A company that entered the App Store with so much fanfare with their highly-touted, new animation system that was supposed to be the best of the best.  And more than a year later, that animation system has proved to be the backbone for both their follow up Backbreaker Football 2 and Icebreaker Hockey.

The animations are still some of the best I’ve seen on the iPhone thus far, which does help its case, and entering hockey into the mix of its series really adds a whole new dimension.  For one, along with dodging all the defenders with spin, juke, and stop, you must get as close to the goal as possible without having the goalie take it away from you.

I do have to admit that the campaign mode is a little short—10 levels, 30 minutes—but it’s 30 minutes of thrill and just plain awesome.  You can also go back and try to earn all three stars on each level, plus there are over 40 achievements to unlock.  Not too much to complain about if you ask me.

Likes

Animations: It’s been over a year since Backbreaker Football was released, and still, the animations that are used are by far the best in the App Store.  Sure, it’s much harder to tell if the animations are the best or not, but NaturalMotion has done a great job with sticking to their roots and to the whole reason why they’re so successful in the App Store.

Replay value: Even though there are only 10 levels and two game modes, there is a lot of replay value enough to play over the game at least three times.  There are three difficulty levels for you to get through in each of the modes as well, so there’s actually much more than the 30 minutes of gameplay I mentioned above.  Casual games usually contain a lot of replay value, and Icebreaker Hockey is far from exempt from that.

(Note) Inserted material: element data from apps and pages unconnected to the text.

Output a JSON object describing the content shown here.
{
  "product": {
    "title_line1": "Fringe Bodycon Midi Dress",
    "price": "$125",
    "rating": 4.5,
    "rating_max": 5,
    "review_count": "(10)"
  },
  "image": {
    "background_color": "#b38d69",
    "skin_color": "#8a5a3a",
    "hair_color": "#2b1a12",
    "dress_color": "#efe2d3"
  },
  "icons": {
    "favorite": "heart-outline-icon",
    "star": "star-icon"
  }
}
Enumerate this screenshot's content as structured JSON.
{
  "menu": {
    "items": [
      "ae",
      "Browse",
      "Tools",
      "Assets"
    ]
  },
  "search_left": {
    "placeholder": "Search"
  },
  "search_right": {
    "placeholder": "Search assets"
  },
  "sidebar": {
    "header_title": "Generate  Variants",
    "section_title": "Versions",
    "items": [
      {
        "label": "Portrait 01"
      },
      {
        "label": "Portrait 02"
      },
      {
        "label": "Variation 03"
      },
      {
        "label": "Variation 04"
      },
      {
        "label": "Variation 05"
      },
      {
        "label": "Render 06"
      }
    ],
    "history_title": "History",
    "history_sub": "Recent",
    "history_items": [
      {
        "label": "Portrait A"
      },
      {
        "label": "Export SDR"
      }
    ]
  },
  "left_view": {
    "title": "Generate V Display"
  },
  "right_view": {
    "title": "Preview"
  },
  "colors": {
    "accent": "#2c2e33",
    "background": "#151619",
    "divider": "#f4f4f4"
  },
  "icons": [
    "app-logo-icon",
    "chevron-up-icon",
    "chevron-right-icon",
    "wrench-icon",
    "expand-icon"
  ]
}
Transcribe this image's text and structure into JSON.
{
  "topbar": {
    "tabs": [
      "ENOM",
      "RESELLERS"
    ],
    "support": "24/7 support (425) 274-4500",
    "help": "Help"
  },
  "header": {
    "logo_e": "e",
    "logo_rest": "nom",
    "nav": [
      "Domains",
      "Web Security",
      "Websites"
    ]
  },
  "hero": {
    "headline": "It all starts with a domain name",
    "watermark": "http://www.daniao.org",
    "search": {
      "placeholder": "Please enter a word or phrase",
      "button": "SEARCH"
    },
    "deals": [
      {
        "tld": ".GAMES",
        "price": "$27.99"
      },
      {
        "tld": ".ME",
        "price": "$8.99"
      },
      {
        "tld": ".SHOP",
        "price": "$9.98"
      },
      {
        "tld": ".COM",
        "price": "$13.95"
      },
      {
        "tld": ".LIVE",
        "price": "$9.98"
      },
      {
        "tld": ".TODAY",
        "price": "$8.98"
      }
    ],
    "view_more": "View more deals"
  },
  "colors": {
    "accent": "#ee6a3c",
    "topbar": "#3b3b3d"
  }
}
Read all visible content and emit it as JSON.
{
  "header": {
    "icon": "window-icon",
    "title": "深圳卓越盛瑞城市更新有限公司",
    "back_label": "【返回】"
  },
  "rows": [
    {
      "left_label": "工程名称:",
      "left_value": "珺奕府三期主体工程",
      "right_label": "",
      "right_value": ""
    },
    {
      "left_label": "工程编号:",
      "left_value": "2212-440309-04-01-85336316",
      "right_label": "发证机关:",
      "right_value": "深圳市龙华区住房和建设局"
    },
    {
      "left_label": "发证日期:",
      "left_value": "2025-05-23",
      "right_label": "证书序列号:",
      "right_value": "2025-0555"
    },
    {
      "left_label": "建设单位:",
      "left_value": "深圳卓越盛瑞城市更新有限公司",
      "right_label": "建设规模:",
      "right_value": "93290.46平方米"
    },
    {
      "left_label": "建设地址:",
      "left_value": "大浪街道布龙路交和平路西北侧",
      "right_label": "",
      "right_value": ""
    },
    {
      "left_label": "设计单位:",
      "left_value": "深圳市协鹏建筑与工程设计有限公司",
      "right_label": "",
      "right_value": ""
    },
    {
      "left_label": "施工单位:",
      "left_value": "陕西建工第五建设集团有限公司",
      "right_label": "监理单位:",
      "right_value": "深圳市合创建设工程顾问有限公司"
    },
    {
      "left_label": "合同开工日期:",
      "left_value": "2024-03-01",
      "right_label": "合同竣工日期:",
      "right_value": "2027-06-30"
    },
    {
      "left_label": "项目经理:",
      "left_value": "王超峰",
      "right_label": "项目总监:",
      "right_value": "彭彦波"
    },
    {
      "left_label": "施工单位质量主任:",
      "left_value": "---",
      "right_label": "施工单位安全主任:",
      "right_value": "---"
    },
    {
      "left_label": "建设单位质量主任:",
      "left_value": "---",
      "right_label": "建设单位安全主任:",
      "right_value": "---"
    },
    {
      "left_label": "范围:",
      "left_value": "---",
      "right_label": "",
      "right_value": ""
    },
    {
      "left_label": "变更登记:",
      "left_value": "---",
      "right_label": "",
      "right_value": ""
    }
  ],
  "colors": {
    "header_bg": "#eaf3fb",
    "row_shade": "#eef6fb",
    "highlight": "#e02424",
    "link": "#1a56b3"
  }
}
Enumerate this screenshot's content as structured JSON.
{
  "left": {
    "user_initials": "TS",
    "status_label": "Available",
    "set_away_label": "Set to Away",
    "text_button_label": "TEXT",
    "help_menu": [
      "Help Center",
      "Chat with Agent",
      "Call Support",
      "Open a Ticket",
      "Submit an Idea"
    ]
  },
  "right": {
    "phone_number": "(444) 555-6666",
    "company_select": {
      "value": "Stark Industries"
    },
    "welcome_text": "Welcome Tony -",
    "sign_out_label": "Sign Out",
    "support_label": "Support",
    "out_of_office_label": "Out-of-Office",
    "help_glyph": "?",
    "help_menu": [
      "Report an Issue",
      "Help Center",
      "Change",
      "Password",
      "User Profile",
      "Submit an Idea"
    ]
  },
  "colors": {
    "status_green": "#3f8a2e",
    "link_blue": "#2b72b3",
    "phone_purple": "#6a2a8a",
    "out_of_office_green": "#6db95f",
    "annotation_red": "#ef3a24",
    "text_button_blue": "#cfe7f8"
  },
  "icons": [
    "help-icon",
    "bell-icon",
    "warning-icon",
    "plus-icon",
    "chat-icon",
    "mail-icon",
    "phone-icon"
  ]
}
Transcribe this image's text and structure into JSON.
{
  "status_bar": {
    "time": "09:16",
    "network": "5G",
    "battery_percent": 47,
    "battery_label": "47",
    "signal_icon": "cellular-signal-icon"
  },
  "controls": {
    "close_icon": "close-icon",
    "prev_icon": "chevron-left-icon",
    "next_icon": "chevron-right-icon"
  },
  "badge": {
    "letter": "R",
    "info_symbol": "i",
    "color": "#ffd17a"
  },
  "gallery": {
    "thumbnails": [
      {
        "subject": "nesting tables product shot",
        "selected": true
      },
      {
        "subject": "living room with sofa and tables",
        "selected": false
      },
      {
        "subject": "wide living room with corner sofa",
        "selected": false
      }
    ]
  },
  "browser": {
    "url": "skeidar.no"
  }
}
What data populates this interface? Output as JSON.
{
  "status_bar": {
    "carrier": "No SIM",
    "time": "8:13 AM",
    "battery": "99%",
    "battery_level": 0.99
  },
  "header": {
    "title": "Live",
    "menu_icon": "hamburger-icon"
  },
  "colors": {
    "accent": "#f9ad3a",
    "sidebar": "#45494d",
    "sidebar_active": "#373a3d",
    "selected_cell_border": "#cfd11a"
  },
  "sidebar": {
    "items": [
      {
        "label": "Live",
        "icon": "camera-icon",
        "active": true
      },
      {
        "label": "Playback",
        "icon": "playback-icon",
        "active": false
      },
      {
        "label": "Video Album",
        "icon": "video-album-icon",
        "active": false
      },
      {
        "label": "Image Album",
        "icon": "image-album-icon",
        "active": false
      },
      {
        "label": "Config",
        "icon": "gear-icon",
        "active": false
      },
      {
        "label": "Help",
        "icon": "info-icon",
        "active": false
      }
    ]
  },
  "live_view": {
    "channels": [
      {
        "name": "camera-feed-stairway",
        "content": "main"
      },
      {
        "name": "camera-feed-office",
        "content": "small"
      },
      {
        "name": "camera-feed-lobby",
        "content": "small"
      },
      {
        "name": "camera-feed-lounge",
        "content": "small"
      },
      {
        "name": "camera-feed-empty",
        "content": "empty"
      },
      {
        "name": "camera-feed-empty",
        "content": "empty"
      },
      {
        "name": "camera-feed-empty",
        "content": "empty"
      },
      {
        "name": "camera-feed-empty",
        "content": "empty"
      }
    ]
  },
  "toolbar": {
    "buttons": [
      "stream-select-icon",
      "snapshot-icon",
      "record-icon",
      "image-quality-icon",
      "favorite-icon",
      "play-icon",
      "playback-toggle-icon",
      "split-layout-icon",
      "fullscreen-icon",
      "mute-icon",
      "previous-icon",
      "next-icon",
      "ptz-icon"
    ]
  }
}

GameCenter: The GameCenter implemented does contain some flaws that I’ll mention later in this review, but you really can’t complain about 42 or so achievements.

Dislikes

Graphics/UI: There’s no option to return back to the start menu; you have to go through that whole customizing player screen before getting to the start menu.  Along with that, it seems like a lot of the graphics aren’t Retina-friendly such as the opening logo for NaturalMotion and some of the UI elements.  I’m not going to say that it’s horrible, but it is unacceptable considering that Retina-friendly is pretty much given nowadays.

GameCenter achievements: Now I know I mentioned that there were a lot of achievements, but it would be nice if they actually synced with GameCenter.  For some reason, the achievements I’ve collected within the game don’t transfer over to GameCenter itself, meaning that the achievements in-game screen shows over 20 achievements achieved, but when going inside the GameCenter app, it shows that I have complete zero achievements.  It’s quite frustrating when you’re as competitive as I am, and a fix for this would be nice.

Icebreaker Hockey follows the footsteps of both Backbreaker Football and Backbreaker Football II with a fun and addictive gameplay, great animations, and great character models.  The UI and other graphical elements do need some work, and the GameCenter needs a bit of fixing up to do, but overall, Icebreaker Hockey is definitely worth the low asking price of $0.99.

Icebreaker Hockey was developed by NaturalMotion, and I played through version 1.0 on my iPhone 4.  The price is $0.99.